Schools contribute strongly to risk and resilience factors for mental health, and programmes to promote mental health are among the most effective of school health promotion programmes. (1) A large evidence base has been developed stretching back over many years (2).
These programmes can mitigate some of the effects of suboptimal parenting. They also support other school health programmes like those aiming to reduce alcohol and drug misuse, which alone can be relatively ineffective. (1) These programmes may also offer parenting support. Universal approaches are important to underpin targeted approaches and are effective in their own right. The optimum approach is to offer both. (3) (4)
There is pervasive evidence linking academic achievement to mental health and wellbeing, and this can be used as a powerful argument to promote uptake in a service which may not have health as a priority.
Evidence based programmes range in type from:
Based solely in the classroom and aim to improve children's skills in, for example, emotional literacy, conflict resolution and relationship building using manualised approaches. The most effective use interaction games and simulations, whole-class and small group work. They focus on the positive. An example of this sort of approach is the PATHs programme.
Bullying prevention programmes which aim to change the ethos of the school and develop zero tolerance policies. An example of this is the Olweus Anti-Bullying programme.
Behaviour management programmes in which teachers are trained in behaviour management approaches and offer rewards for good behaviour. An example of this is The Good Behaviour Game.
Whole-school approaches which aim to change the ethos of the school as well as providing classroom teaching. They may involve peers, for example, as mediators in conflict. They usually involve parents and may provide parenting support. Staff development is key with a view to improving staff wellbeing as well as to offering rigorous programmes. These programmes take a long-term view; they need to start early and continue for a long time.

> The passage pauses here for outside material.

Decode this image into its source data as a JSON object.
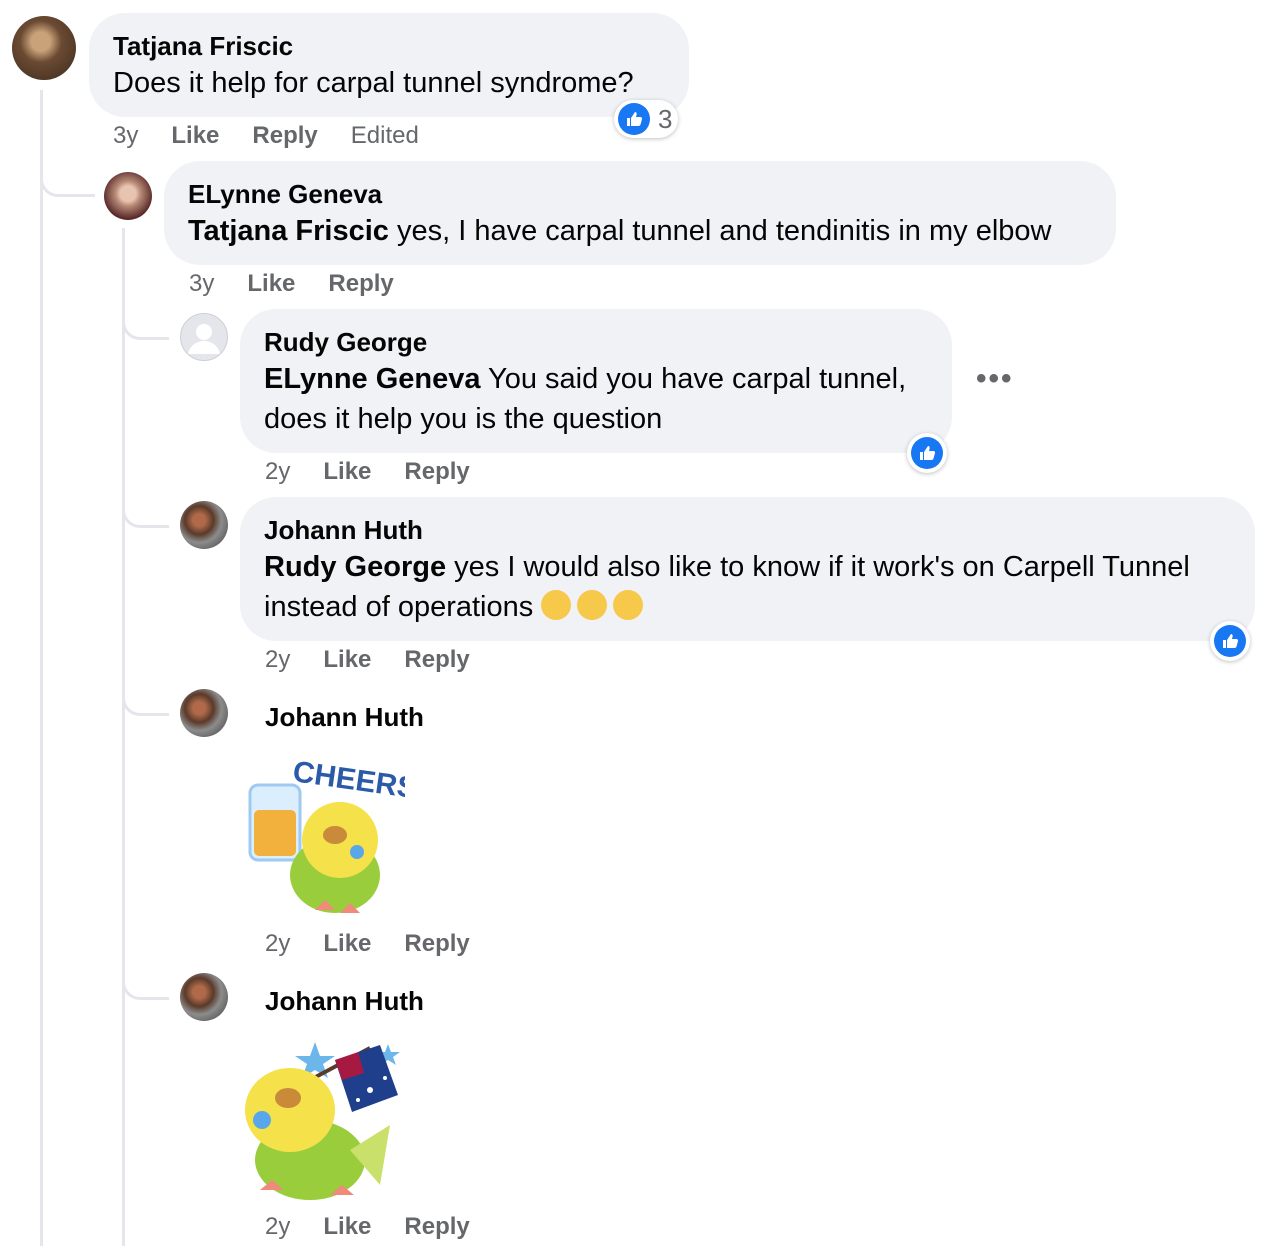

An example is the Seattle Social Development Programme implemented in England as Communities that Care. The Family Links Nurturing Programme is a UK developed programme which takes a whole school approach. SEAL (the English Social and Emotional Learning programme which was implemented to some extent in all schools) took a whole-school approach, but not all schools implemented all aspects and provision was very variable.
These programmes can be challenging to provide. School engagement is essential to sustainability and thus programmes usually work better if offered by teachers than by outsiders. Support from the headteacher is necessary for long-term success and significant change to the school ethos. School engagement is enhanced if programmes can be modified for each school, but a balance needs to be struck between encouraging autonomy and implementing core components which are essential to success in the way they have been painstakingly researched and developed. Even well evidence based programmes like PATHs may fail to show long-term gains when implemented in some settings (5).
The latest outcome evaluation of the Social and Emotional Learning (SEAL) Programme which was introduced to some degree into most schools in England, has shown that schools which implemented the programme on a whole-school, universal basis had an influence on school ethos, student experience, persistent absence and school attainment (6). As with parenting programmes, attention to detail in implementation and training and development of all school staff is important.
Provision of Cognitive Behavioural Therapy (CBT) and social skills training to individual children identified as experiencing difficulty; targeted programmes which are offered to children in groups can increase bullying. The UK Targeted Mental Health in Schools Programme (TAMHS) adopted this approach. These approaches are often provided by practitioners, psychologists who are not employed in the school.
Provision of a staffed facility in which children with problems can take themselves when they start feeling overwhelmed or causing problems eg. A Place2B.
Improving mental health and wellbeing in schools. Weare: in Thinking Ahead - why we need to improve children's mental health and wellbeing parenting support matters. Faculty of Public Health, 2011
Implementing a public mental health framework within schools. Malloy Weist M, In Public Mental Health Global Perspectives (eds) Knifton L and Quinn N. OUP 2013
Stewart-Brown. What is the evidence on school health promotion in improving health or preventing disease and, specifically what is the effectiveness of the health promoting schools approach. Editors: WHO Regional Office for Europe, Health Evidence Network, Health Evidence Network report. Copenhagen, 2006
Weare K, Nind M. Promoting Mental Health of Children and Adolescents Through Schools and School Based Interventions Evidence Outcomes Report of the Workpackage Three of the Davaprev Project 2011
1) Stewart-Brown. What is the evidence on school health promotion in improving health or preventing disease and, specifically what is the effectiveness of the health promoting schools approach. Editors: WHO Regional Office for Europe, Health Evidence Network, Health Evidence Network report. Copenhagen, 2006
2) Weare K, Nind M. Promoting mental health of children and adolescents through schools and school based interventions: evidence outcomes report of the work package Three of the Davaprev Project 2011
4) Weare K. Mental Health and Social and Emotional Learning: Evidence, Principles, Tensions, Balances Advances in School Mental Health Promotion 2010;3: 5-17 Special Issue: Perspectives from the United Kingdom
6) Bannerjee R, Weare K, Farr W, Working with 'Social and Emotional Aspects of Learning' (SEAL) Associations with school ethos public social experiences attendance and attainment. British Educational Research Journal 2013 (in press)